But his effect on the Nationals in a philanthropic role in our nation’s capital region is also very strong and dates back to his first season with the club.
Back in 2015 around Christmas time, Erica Scherzer, Max’s wife, heard about an unfortunate break-in at a local Salvation Army warehouse that was housing Christmas gifts for families in need in the area.
Ken Forsythe, marketing and communications manager for the Salvation Army, detailed the Scherzers’ original involvement with Angel Tree.
“We had the unfortunate situation of a break-in at Christmas time (two years ago),” Forsythe said. “Some local teenagers I think had broken into our D.C. Angel Tree warehouse where we were holding toys and gifts for the kids that were in need, to have them picked up.”
The Angel Tree program has been around 45 years. Today it is a nationwide program. Parents come to Salvation Army ahead of Christmas and let them know their needs at Christmas time. They were with community partners, including civic organizations and local businesses, and even have had sports teams that have stepped forward and “adopted” the wish lists for those families in need.
“What happened after the fact was we had an outpouring of support from the community,” Forsythe said. “Once the news broke of the break-in of about $10,000 in items that had been taken from the warehouse and among the generous community response, we received a donation from the Scherzers to help with getting things together. When the (break-in) occurred, we were only a couple days away from distributing toys for about 6,000 D.C. kids.
“So you can imagine it was a pretty tough time at that point. But with the support of Max and his wife and our other community partners, we were able to procure gifts to replace those that had been stolen and made sure that we had a successful Christmas for the kids that were looking for those gifts.”
Donielle Griffin, director of development for the Salvation Army, said it was Erica who first alerted Max of the break-in.
“Erica had heard the report on the local news and she felt so sad for the situation for all the kids, so her and her husband decided to make that donation to help with the effort,” Griffin said.
The Nationals’ Ryan Zimmerman and his wife Heather also got involved by tweeting and requesting fans to bring gifts to Nats Winterfest.

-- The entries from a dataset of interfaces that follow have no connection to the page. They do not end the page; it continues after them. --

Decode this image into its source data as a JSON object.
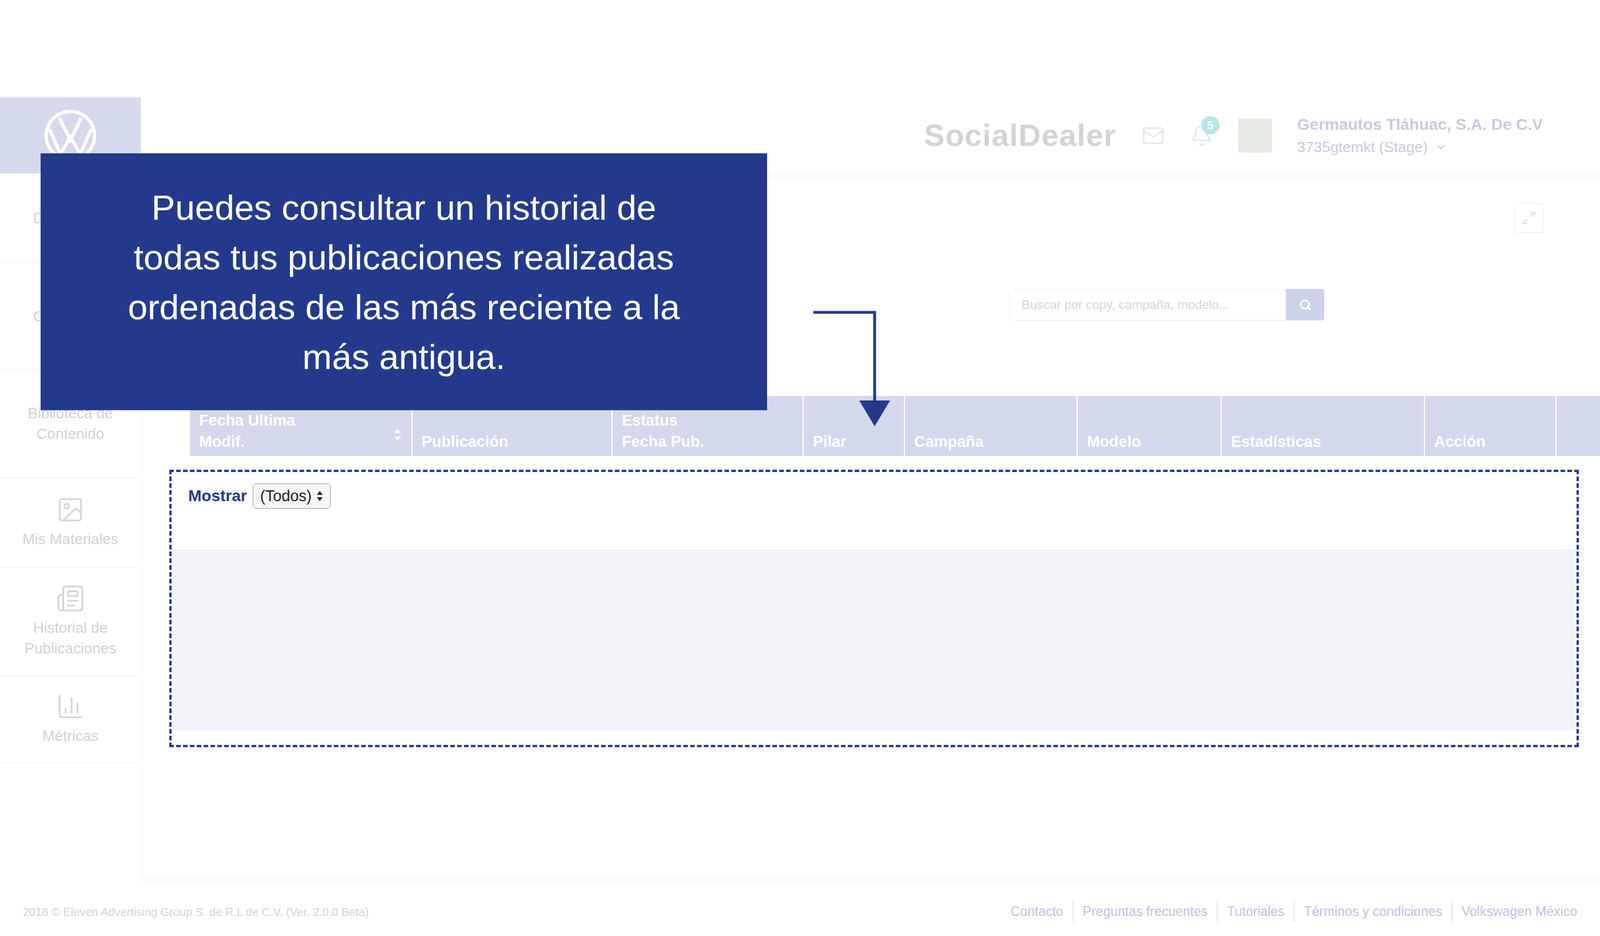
{
  "header": {
    "brand": "SocialDealer",
    "notification_badge": "5",
    "company": "Germautos Tláhuac, S.A. De C.V",
    "account": "3735gtemkt (Stage)"
  },
  "sidebar": {
    "items": [
      {
        "label": "D",
        "kind": "clipped"
      },
      {
        "label": "C",
        "kind": "clipped"
      },
      {
        "label": "Biblioteca de Contenido",
        "kind": "plain"
      },
      {
        "label": "Mis Materiales",
        "kind": "image"
      },
      {
        "label": "Historial de Publicaciones",
        "kind": "news"
      },
      {
        "label": "Métricas",
        "kind": "chart"
      }
    ]
  },
  "callout": {
    "lines": [
      "Puedes consultar un historial de",
      "todas tus publicaciones realizadas",
      "ordenadas de las más reciente a la",
      "más antigua."
    ]
  },
  "search": {
    "placeholder": "Buscar por copy, campaña, modelo..."
  },
  "table": {
    "columns": [
      {
        "lines": [
          "Fecha Ultima",
          "Modif."
        ],
        "sortable": true
      },
      {
        "lines": [
          "Publicación"
        ],
        "sortable": false
      },
      {
        "lines": [
          "Estatus",
          "Fecha Pub."
        ],
        "sortable": false
      },
      {
        "lines": [
          "Pilar"
        ],
        "sortable": false
      },
      {
        "lines": [
          "Campaña"
        ],
        "sortable": false
      },
      {
        "lines": [
          "Modelo"
        ],
        "sortable": false
      },
      {
        "lines": [
          "Estadísticas"
        ],
        "sortable": false
      },
      {
        "lines": [
          "Acción"
        ],
        "sortable": false
      }
    ]
  },
  "filter": {
    "label": "Mostrar",
    "value": "(Todos)"
  },
  "footer": {
    "copyright": "2018 © Eleven Advertising Group S. de R.L de C.V. (Ver. 2.0.0 Beta)",
    "links": [
      "Contacto",
      "Preguntas frecuentes",
      "Tutoriales",
      "Términos y condiciones",
      "Volkswagen México"
    ]
  }
}
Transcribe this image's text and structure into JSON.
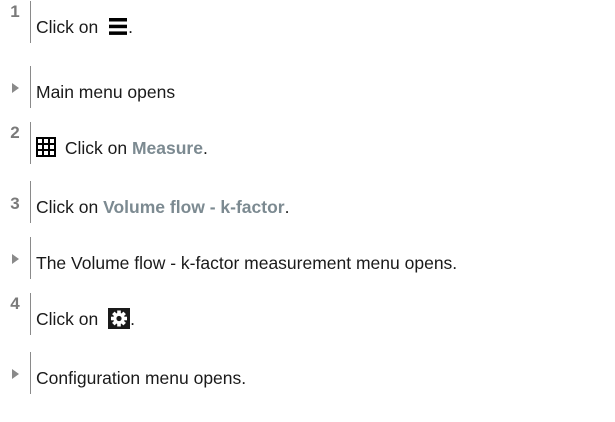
{
  "steps": [
    {
      "marker": "1",
      "prefix": "Click on ",
      "suffix": ".",
      "icon": "menu-icon"
    },
    {
      "marker": "▶",
      "text": "Main menu opens"
    },
    {
      "marker": "2",
      "icon": "grid-icon",
      "prefix": " Click on ",
      "highlight": "Measure",
      "suffix": "."
    },
    {
      "marker": "3",
      "prefix": "Click on ",
      "highlight": "Volume flow - k-factor",
      "suffix": "."
    },
    {
      "marker": "▶",
      "text": "The Volume flow - k-factor measurement menu opens."
    },
    {
      "marker": "4",
      "prefix": "Click on ",
      "suffix": ".",
      "icon": "gear-icon"
    },
    {
      "marker": "▶",
      "text": "Configuration menu opens."
    }
  ],
  "colors": {
    "text": "#1a1a1a",
    "highlight": "#7c8a91",
    "marker": "#7a7a7a",
    "icon_fill": "#000000"
  }
}
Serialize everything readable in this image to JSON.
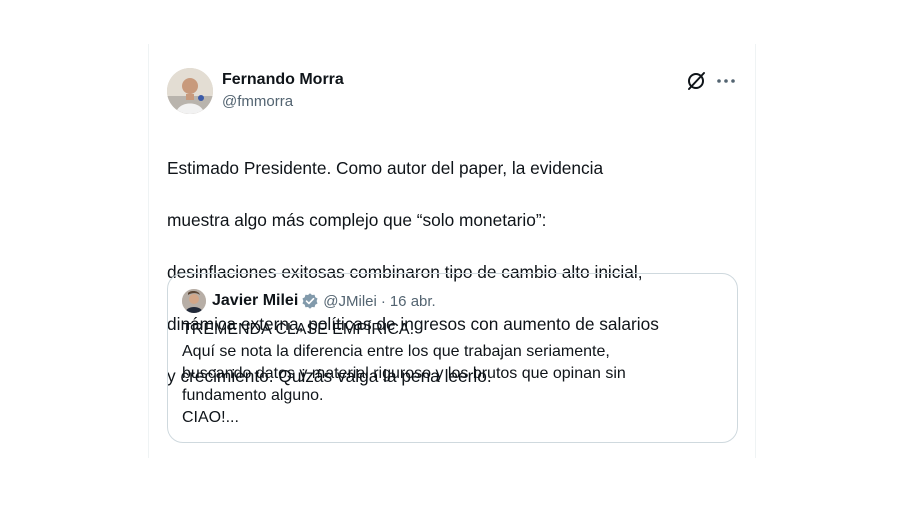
{
  "tweet": {
    "author": {
      "display_name": "Fernando Morra",
      "handle": "@fmmorra"
    },
    "text": "Estimado Presidente. Como autor del paper, la evidencia muestra algo más complejo que “solo monetario”: desinflaciones exitosas combinaron tipo de cambio alto inicial, dinámica externa, políticas de ingresos con aumento de salarios y crecimiento. Quizás valga la pena leerlo.",
    "text_lines": [
      "Estimado Presidente. Como autor del paper, la evidencia",
      "muestra algo más complejo que “solo monetario”:",
      "desinflaciones exitosas combinaron tipo de cambio alto inicial,",
      "dinámica externa, políticas de ingresos con aumento de salarios",
      "y crecimiento. Quizás valga la pena leerlo."
    ]
  },
  "header_icons": {
    "grok": "grok-icon",
    "more": "more-icon"
  },
  "quoted_tweet": {
    "author": {
      "display_name": "Javier Milei",
      "handle": "@JMilei",
      "verified": true
    },
    "separator": "·",
    "date": "16 abr.",
    "lines": [
      "TREMENDA CLASE EMPÍRICA.",
      "Aquí se nota la diferencia entre los que trabajan seriamente,",
      "buscando datos y material riguroso y los brutos que opinan sin",
      "fundamento alguno.",
      "CIAO!..."
    ]
  },
  "colors": {
    "text_primary": "#0f1419",
    "text_secondary": "#536471",
    "border": "#cfd9de",
    "verified_badge": "#829aab"
  }
}
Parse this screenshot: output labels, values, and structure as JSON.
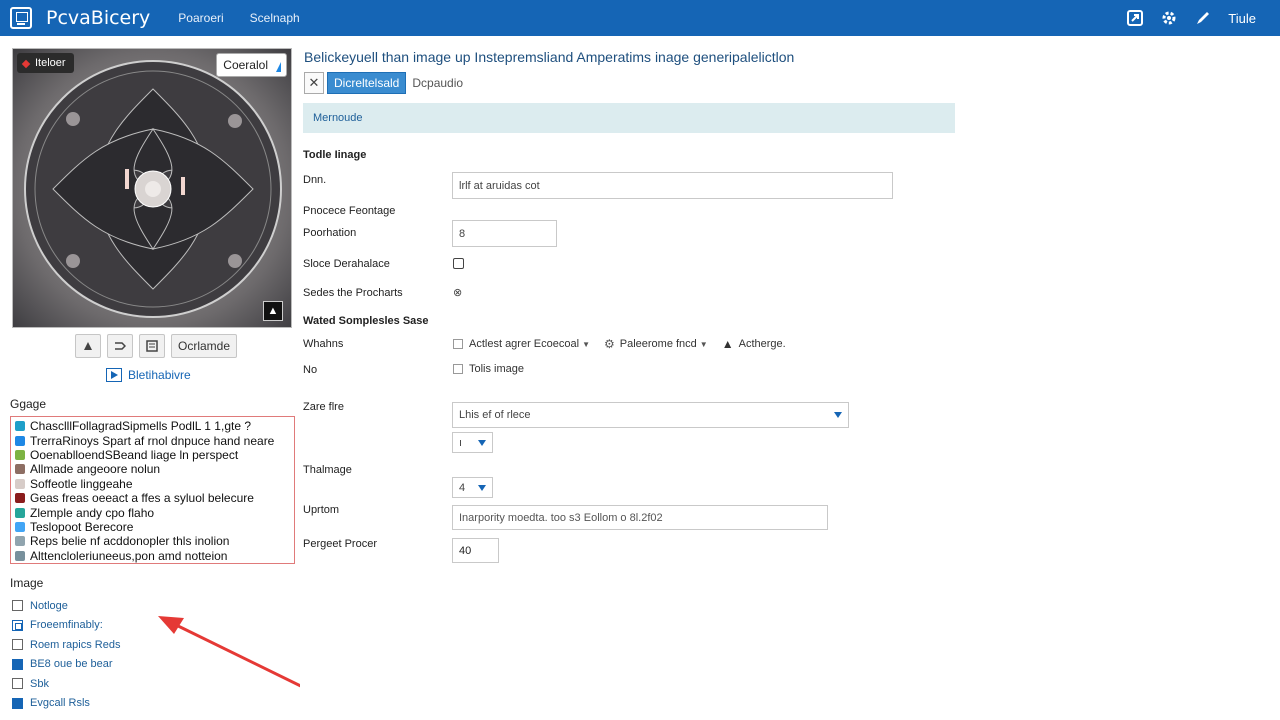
{
  "header": {
    "app_title": "PcvaBicery",
    "nav": [
      "Poaroeri",
      "Scelnaph"
    ],
    "user": "Tiule"
  },
  "preview": {
    "badge_left": "Iteloer",
    "badge_right": "Coeralol"
  },
  "toolbar": {
    "button_label": "Ocrlamde"
  },
  "link": {
    "label": "Bletihabivre"
  },
  "list_section": {
    "label": "Ggage",
    "items": [
      {
        "text": "ChasclllFollagradSipmells PodlL 1 1,gte ?",
        "color": "#1e9fc9"
      },
      {
        "text": "TrerraRinoys Spart af rnol dnpuce hand neare",
        "color": "#1e88e5"
      },
      {
        "text": "OoenablloendSBeand liage ln perspect",
        "color": "#7cb342"
      },
      {
        "text": "Allmade angeoore nolun",
        "color": "#8d6e63"
      },
      {
        "text": "Soffeotle linggeahe",
        "color": "#d7ccc8"
      },
      {
        "text": "Geas freas  oeeact a ffes a syluol belecure",
        "color": "#8b1d1d"
      },
      {
        "text": "Zlemple andy cpo flaho",
        "color": "#26a69a"
      },
      {
        "text": "Teslopoot Berecore",
        "color": "#42a5f5"
      },
      {
        "text": "Reps belie nf acddonopler thls inolion",
        "color": "#90a4ae"
      },
      {
        "text": "Alttencloleriuneeus,pon amd notteion",
        "color": "#78909c"
      }
    ]
  },
  "image_section": {
    "label": "Image",
    "items": [
      {
        "text": "Notloge",
        "state": "empty"
      },
      {
        "text": "Froeemfinably:",
        "state": "checked"
      },
      {
        "text": "Roem rapics Reds",
        "state": "empty"
      },
      {
        "text": "BE8 oue be bear",
        "state": "filled"
      },
      {
        "text": "Sbk",
        "state": "empty"
      },
      {
        "text": "Evgcall Rsls",
        "state": "filled"
      }
    ]
  },
  "main": {
    "heading": "Belickeyuell than image up Instepremsliand Amperatims inage generipalelictlon",
    "chip_x": "✕",
    "chip_active": "Dicreltelsald",
    "chip_plain": "Dcpaudio",
    "banner": "Mernoude",
    "section1": "Todle Iinage",
    "row1_label": "Dnn.",
    "row1_value": "lrlf at aruidas cot",
    "section2": "Pnocece Feontage",
    "row2_label": "Poorhation",
    "row2_value": "8",
    "row3_label": "Sloce Derahalace",
    "row4_label": "Sedes the Procharts",
    "row4_icon": "⊗",
    "section3": "Wated Somplesles Sase",
    "row5_label": "Whahns",
    "row5_opt1": "Actlest agrer Ecoecoal",
    "row5_opt2": "Paleerome fncd",
    "row5_opt3": "Actherge.",
    "row6_label": "No",
    "row6_opt": "Tolis image",
    "row7_label": "Zare flre",
    "row7_value": "Lhis ef of rlece",
    "row7b_value": "ı",
    "row8_label": "Thalmage",
    "row8_value": "4",
    "row9_label": "Uprtom",
    "row9_value": "Inarpority moedta. too s3 Eollom o 8l.2f02",
    "row10_label": "Pergeet Procer",
    "row10_value": "40"
  }
}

July 7 was Salvation Army Night at Nats Park. The Salvation Army band, a brass and percussion band filled with kids ranging in age from 10 to 20, played the National Anthem. The Nats came back from a 4-1 ninth-inning deficit to stun the Braves 5-4 in 10 innings.
Major Chip Hall, the area commander for the Salvation Army, said Scherzer’s involvement was unforgettable and extremely valuable.
“With Scherzer being able to come and recognize us and support our Angel Tree program, it means the world, it really does,” Hall said. “It makes a big difference.”
You can check out pictures from Salvation Army Night by visiting The Salvation Army National Capital Area Command Facebook page.
The Salvation Army also works with the Wizards and Capitals each year with an annual toy drive in which they get the fan base involved.
For more information on how to help, visit www.salvationarmyNCA.org.